Task to carry out: All the entries, exactly as they read, must be written out again.
[[ Data section open ]]
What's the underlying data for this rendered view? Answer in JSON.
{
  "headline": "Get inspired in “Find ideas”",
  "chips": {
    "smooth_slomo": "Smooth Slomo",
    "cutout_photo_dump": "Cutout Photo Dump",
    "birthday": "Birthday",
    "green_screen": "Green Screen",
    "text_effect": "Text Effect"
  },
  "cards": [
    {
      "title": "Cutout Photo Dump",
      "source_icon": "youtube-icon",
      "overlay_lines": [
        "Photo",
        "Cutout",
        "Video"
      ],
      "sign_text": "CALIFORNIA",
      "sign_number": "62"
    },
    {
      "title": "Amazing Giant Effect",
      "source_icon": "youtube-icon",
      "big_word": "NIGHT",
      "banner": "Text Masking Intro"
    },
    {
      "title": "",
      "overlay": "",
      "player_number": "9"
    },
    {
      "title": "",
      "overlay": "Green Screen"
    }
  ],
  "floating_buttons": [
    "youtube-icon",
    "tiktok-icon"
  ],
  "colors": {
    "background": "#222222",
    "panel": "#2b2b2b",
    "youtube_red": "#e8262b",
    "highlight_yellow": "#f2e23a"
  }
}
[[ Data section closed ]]
Problem solution:
What's the underlying data for this rendered view? Answer in JSON.
{
  "headline": "Get inspired in “Find ideas”",
  "chips": {
    "smooth_slomo": "Smooth Slomo",
    "cutout_photo_dump": "Cutout Photo Dump",
    "birthday": "Birthday",
    "green_screen": "Green Screen",
    "text_effect": "Text Effect"
  },
  "cards": [
    {
      "title": "Cutout Photo Dump",
      "source_icon": "youtube-icon",
      "overlay_lines": [
        "Photo",
        "Cutout",
        "Video"
      ],
      "sign_text": "CALIFORNIA",
      "sign_number": "62"
    },
    {
      "title": "Amazing Giant Effect",
      "source_icon": "youtube-icon",
      "big_word": "NIGHT",
      "banner": "Text Masking Intro"
    },
    {
      "title": "",
      "overlay": "",
      "player_number": "9"
    },
    {
      "title": "",
      "overlay": "Green Screen"
    }
  ],
  "floating_buttons": [
    "youtube-icon",
    "tiktok-icon"
  ],
  "colors": {
    "background": "#222222",
    "panel": "#2b2b2b",
    "youtube_red": "#e8262b",
    "highlight_yellow": "#f2e23a"
  }
}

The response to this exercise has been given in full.